Hungary has made headlines for taking harsh measures against refugees and migrants fleeing violence and poverty in the Middle East and North Africa. The world is currently experiencing the worst refugee crisis since World War II
, according to the European Commission, and Hungary has been a major entry point for people hoping to resettle across Europe.
In response, Hungary has revised its refugee laws to allow the Hungarian army to use "rubber bullets, teargas, and net guns" on immigrants crossing its borders, according to the BBC
. It's the latest measure in the country's harsh stance toward refugees and migrants, which has been criticized by human rights groups.
"They are over-running us," Hungary's Prime Minister Viktor Orban said
. "They're not just banging on the door, they're breaking the doors down on top of us. Our borders are under threat. Hungary is under threat and so is the whole of Europe."
But many citizens in Hungary have struggled with the juxtaposition of the often-dehumanizing language their government uses and the people they meet on these desperate journeys. Understanding and sharing the faces of the refugee crisis was one of the reasons Milan Radisics picked up his camera.
Radisics is a graphic designer, editor, and freelance photographer
based in Hungary. His work has previously been published in the Hungarian, Serbian, and Russian editions of National Geographic
"I am storyteller with my camera, and I learned to show topics from different aspects and different points of view," Radisics told Refinery29 in an email.
"The topic of refugees is a hot issue right now and attracts many photographers. Many of them captured great scenes and unrepeatable moments.
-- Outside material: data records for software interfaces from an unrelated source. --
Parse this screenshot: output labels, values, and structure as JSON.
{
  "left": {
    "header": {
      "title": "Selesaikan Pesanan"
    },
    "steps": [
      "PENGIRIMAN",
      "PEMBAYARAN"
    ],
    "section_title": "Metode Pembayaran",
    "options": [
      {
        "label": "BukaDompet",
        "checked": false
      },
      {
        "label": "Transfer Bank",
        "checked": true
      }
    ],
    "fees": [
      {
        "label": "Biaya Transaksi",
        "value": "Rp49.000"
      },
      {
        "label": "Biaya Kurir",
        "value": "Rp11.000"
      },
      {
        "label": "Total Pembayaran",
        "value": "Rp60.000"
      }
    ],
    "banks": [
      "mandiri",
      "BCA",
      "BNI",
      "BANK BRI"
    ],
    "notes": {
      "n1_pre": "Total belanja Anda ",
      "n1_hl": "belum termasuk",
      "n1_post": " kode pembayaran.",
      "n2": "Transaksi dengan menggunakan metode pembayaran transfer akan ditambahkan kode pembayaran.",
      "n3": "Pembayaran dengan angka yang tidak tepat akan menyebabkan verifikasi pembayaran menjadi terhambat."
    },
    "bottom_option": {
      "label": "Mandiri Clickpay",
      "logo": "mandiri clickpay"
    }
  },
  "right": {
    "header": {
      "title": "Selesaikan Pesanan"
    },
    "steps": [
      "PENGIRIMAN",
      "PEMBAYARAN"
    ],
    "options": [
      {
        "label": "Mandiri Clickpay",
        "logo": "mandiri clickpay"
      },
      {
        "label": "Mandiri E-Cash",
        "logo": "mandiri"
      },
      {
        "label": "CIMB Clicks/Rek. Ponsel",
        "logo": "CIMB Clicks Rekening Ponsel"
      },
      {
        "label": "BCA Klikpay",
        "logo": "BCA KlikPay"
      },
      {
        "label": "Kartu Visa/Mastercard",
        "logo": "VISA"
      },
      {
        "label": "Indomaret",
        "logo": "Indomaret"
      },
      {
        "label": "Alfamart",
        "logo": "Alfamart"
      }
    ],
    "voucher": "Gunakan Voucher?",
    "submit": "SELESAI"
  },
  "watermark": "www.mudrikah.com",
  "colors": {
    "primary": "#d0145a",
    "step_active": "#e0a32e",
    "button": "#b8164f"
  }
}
But [with my work], I wanted to show emotions without any surroundings that might color the image. I wanted to show the story in unusual way, through only one means: people's faces, and, more precisely, through their eyes, which are like the windows of our soul," he said.
To produce these striking portraits
, Radisics said he used a special type of lens and a shallow depth of field to blur the background and focus in on individual faces. Rarely does he ever learn their names or their stories; many do not feel comfortable sharing those details as they flee, although Radisics said he always asks permission before he photographs anyone.
"I wanted to focus attention to their personalities, to allow their faces to talk for themselves. I wanted to tell stories without words, without colors, without any surrounding signs. Just from the soul," Radisics said.
Radisics shares his perspective and his photographs with Refinery29 from his home in Budapest.
Photo caption: An anonymous refugee child holds his toys while waiting at a Hungarian train station on September 6. For information on how you can help refugees, read more here.